**Supplied data:**
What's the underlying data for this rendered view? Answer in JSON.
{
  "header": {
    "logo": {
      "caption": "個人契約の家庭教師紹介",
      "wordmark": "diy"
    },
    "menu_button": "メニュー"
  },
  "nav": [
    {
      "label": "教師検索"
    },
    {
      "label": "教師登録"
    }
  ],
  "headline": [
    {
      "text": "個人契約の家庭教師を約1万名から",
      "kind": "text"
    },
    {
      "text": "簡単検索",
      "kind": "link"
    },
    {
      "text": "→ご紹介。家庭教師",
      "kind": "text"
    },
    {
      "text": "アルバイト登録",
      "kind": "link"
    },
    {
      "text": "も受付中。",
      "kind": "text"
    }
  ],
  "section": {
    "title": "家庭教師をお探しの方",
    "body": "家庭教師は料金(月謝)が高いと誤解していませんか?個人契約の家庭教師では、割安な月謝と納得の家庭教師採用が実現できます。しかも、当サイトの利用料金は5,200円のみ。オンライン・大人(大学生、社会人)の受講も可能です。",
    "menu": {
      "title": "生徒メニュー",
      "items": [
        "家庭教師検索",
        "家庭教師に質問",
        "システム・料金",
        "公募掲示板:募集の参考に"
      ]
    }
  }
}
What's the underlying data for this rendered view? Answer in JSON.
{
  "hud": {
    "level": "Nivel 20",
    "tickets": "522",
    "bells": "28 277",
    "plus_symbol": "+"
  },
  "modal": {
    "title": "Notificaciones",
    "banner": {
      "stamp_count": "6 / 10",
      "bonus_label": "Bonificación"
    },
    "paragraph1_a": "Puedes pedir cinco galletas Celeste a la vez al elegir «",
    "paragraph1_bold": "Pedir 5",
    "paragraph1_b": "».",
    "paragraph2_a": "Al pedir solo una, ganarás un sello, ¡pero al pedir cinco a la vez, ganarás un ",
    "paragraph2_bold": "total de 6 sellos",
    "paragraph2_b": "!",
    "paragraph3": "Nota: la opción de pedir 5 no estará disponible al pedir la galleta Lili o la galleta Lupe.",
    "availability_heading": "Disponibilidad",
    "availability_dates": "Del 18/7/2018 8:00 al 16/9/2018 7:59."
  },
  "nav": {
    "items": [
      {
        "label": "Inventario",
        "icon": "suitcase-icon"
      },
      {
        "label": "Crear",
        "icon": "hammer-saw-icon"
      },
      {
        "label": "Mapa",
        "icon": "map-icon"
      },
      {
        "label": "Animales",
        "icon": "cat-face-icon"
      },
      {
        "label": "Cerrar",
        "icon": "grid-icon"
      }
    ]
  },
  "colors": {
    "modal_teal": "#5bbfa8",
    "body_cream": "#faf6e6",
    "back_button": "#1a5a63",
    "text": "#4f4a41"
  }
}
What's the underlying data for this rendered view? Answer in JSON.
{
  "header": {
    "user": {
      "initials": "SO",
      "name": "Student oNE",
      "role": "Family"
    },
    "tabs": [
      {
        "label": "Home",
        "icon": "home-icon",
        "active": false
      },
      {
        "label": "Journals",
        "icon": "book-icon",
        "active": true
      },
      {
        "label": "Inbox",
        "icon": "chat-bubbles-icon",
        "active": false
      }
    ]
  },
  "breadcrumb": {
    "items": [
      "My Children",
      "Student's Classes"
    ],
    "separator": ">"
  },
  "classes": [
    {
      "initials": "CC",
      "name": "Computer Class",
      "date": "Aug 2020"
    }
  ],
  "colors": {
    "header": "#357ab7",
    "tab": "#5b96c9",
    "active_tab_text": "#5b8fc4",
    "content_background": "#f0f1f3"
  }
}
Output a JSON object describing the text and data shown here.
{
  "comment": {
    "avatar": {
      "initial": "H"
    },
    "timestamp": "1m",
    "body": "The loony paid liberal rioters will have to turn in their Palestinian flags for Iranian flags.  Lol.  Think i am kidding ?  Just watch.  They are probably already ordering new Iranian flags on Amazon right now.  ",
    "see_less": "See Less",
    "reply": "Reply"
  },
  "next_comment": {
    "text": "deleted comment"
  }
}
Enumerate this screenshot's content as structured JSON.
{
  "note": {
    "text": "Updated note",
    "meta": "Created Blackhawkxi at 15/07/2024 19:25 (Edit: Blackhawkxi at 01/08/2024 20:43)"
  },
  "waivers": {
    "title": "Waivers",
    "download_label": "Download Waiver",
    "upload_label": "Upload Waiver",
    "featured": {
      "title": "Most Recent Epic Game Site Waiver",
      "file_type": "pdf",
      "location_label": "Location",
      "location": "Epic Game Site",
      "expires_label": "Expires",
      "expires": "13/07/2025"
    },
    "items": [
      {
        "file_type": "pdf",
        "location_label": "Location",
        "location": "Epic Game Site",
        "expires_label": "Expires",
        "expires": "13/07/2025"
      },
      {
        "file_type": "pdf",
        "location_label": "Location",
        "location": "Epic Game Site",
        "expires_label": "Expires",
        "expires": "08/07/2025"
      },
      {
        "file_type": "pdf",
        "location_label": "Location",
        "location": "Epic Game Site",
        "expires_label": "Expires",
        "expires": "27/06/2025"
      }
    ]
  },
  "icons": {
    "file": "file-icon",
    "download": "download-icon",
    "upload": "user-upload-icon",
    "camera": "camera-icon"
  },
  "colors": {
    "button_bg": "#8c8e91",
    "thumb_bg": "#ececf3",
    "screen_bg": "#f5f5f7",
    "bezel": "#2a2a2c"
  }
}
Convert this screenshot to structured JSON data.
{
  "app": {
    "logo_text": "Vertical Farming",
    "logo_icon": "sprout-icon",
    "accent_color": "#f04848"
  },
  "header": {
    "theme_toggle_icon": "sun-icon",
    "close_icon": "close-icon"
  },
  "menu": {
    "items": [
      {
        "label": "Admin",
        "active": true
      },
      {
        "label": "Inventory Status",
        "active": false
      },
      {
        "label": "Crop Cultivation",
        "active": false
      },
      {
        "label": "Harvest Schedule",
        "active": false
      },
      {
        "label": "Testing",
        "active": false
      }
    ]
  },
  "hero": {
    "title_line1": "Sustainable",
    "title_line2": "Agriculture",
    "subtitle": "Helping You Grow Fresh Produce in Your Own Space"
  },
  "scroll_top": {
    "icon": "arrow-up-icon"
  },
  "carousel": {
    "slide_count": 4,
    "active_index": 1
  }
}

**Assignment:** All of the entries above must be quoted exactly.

**Output of the exercise:**
What's the underlying data for this rendered view? Answer in JSON.
{
  "header": {
    "logo": {
      "caption": "個人契約の家庭教師紹介",
      "wordmark": "diy"
    },
    "menu_button": "メニュー"
  },
  "nav": [
    {
      "label": "教師検索"
    },
    {
      "label": "教師登録"
    }
  ],
  "headline": [
    {
      "text": "個人契約の家庭教師を約1万名から",
      "kind": "text"
    },
    {
      "text": "簡単検索",
      "kind": "link"
    },
    {
      "text": "→ご紹介。家庭教師",
      "kind": "text"
    },
    {
      "text": "アルバイト登録",
      "kind": "link"
    },
    {
      "text": "も受付中。",
      "kind": "text"
    }
  ],
  "section": {
    "title": "家庭教師をお探しの方",
    "body": "家庭教師は料金(月謝)が高いと誤解していませんか?個人契約の家庭教師では、割安な月謝と納得の家庭教師採用が実現できます。しかも、当サイトの利用料金は5,200円のみ。オンライン・大人(大学生、社会人)の受講も可能です。",
    "menu": {
      "title": "生徒メニュー",
      "items": [
        "家庭教師検索",
        "家庭教師に質問",
        "システム・料金",
        "公募掲示板:募集の参考に"
      ]
    }
  }
}
What's the underlying data for this rendered view? Answer in JSON.
{
  "hud": {
    "level": "Nivel 20",
    "tickets": "522",
    "bells": "28 277",
    "plus_symbol": "+"
  },
  "modal": {
    "title": "Notificaciones",
    "banner": {
      "stamp_count": "6 / 10",
      "bonus_label": "Bonificación"
    },
    "paragraph1_a": "Puedes pedir cinco galletas Celeste a la vez al elegir «",
    "paragraph1_bold": "Pedir 5",
    "paragraph1_b": "».",
    "paragraph2_a": "Al pedir solo una, ganarás un sello, ¡pero al pedir cinco a la vez, ganarás un ",
    "paragraph2_bold": "total de 6 sellos",
    "paragraph2_b": "!",
    "paragraph3": "Nota: la opción de pedir 5 no estará disponible al pedir la galleta Lili o la galleta Lupe.",
    "availability_heading": "Disponibilidad",
    "availability_dates": "Del 18/7/2018 8:00 al 16/9/2018 7:59."
  },
  "nav": {
    "items": [
      {
        "label": "Inventario",
        "icon": "suitcase-icon"
      },
      {
        "label": "Crear",
        "icon": "hammer-saw-icon"
      },
      {
        "label": "Mapa",
        "icon": "map-icon"
      },
      {
        "label": "Animales",
        "icon": "cat-face-icon"
      },
      {
        "label": "Cerrar",
        "icon": "grid-icon"
      }
    ]
  },
  "colors": {
    "modal_teal": "#5bbfa8",
    "body_cream": "#faf6e6",
    "back_button": "#1a5a63",
    "text": "#4f4a41"
  }
}
What's the underlying data for this rendered view? Answer in JSON.
{
  "header": {
    "user": {
      "initials": "SO",
      "name": "Student oNE",
      "role": "Family"
    },
    "tabs": [
      {
        "label": "Home",
        "icon": "home-icon",
        "active": false
      },
      {
        "label": "Journals",
        "icon": "book-icon",
        "active": true
      },
      {
        "label": "Inbox",
        "icon": "chat-bubbles-icon",
        "active": false
      }
    ]
  },
  "breadcrumb": {
    "items": [
      "My Children",
      "Student's Classes"
    ],
    "separator": ">"
  },
  "classes": [
    {
      "initials": "CC",
      "name": "Computer Class",
      "date": "Aug 2020"
    }
  ],
  "colors": {
    "header": "#357ab7",
    "tab": "#5b96c9",
    "active_tab_text": "#5b8fc4",
    "content_background": "#f0f1f3"
  }
}
Output a JSON object describing the text and data shown here.
{
  "comment": {
    "avatar": {
      "initial": "H"
    },
    "timestamp": "1m",
    "body": "The loony paid liberal rioters will have to turn in their Palestinian flags for Iranian flags.  Lol.  Think i am kidding ?  Just watch.  They are probably already ordering new Iranian flags on Amazon right now.  ",
    "see_less": "See Less",
    "reply": "Reply"
  },
  "next_comment": {
    "text": "deleted comment"
  }
}
Enumerate this screenshot's content as structured JSON.
{
  "note": {
    "text": "Updated note",
    "meta": "Created Blackhawkxi at 15/07/2024 19:25 (Edit: Blackhawkxi at 01/08/2024 20:43)"
  },
  "waivers": {
    "title": "Waivers",
    "download_label": "Download Waiver",
    "upload_label": "Upload Waiver",
    "featured": {
      "title": "Most Recent Epic Game Site Waiver",
      "file_type": "pdf",
      "location_label": "Location",
      "location": "Epic Game Site",
      "expires_label": "Expires",
      "expires": "13/07/2025"
    },
    "items": [
      {
        "file_type": "pdf",
        "location_label": "Location",
        "location": "Epic Game Site",
        "expires_label": "Expires",
        "expires": "13/07/2025"
      },
      {
        "file_type": "pdf",
        "location_label": "Location",
        "location": "Epic Game Site",
        "expires_label": "Expires",
        "expires": "08/07/2025"
      },
      {
        "file_type": "pdf",
        "location_label": "Location",
        "location": "Epic Game Site",
        "expires_label": "Expires",
        "expires": "27/06/2025"
      }
    ]
  },
  "icons": {
    "file": "file-icon",
    "download": "download-icon",
    "upload": "user-upload-icon",
    "camera": "camera-icon"
  },
  "colors": {
    "button_bg": "#8c8e91",
    "thumb_bg": "#ececf3",
    "screen_bg": "#f5f5f7",
    "bezel": "#2a2a2c"
  }
}
Convert this screenshot to structured JSON data.
{
  "app": {
    "logo_text": "Vertical Farming",
    "logo_icon": "sprout-icon",
    "accent_color": "#f04848"
  },
  "header": {
    "theme_toggle_icon": "sun-icon",
    "close_icon": "close-icon"
  },
  "menu": {
    "items": [
      {
        "label": "Admin",
        "active": true
      },
      {
        "label": "Inventory Status",
        "active": false
      },
      {
        "label": "Crop Cultivation",
        "active": false
      },
      {
        "label": "Harvest Schedule",
        "active": false
      },
      {
        "label": "Testing",
        "active": false
      }
    ]
  },
  "hero": {
    "title_line1": "Sustainable",
    "title_line2": "Agriculture",
    "subtitle": "Helping You Grow Fresh Produce in Your Own Space"
  },
  "scroll_top": {
    "icon": "arrow-up-icon"
  },
  "carousel": {
    "slide_count": 4,
    "active_index": 1
  }
}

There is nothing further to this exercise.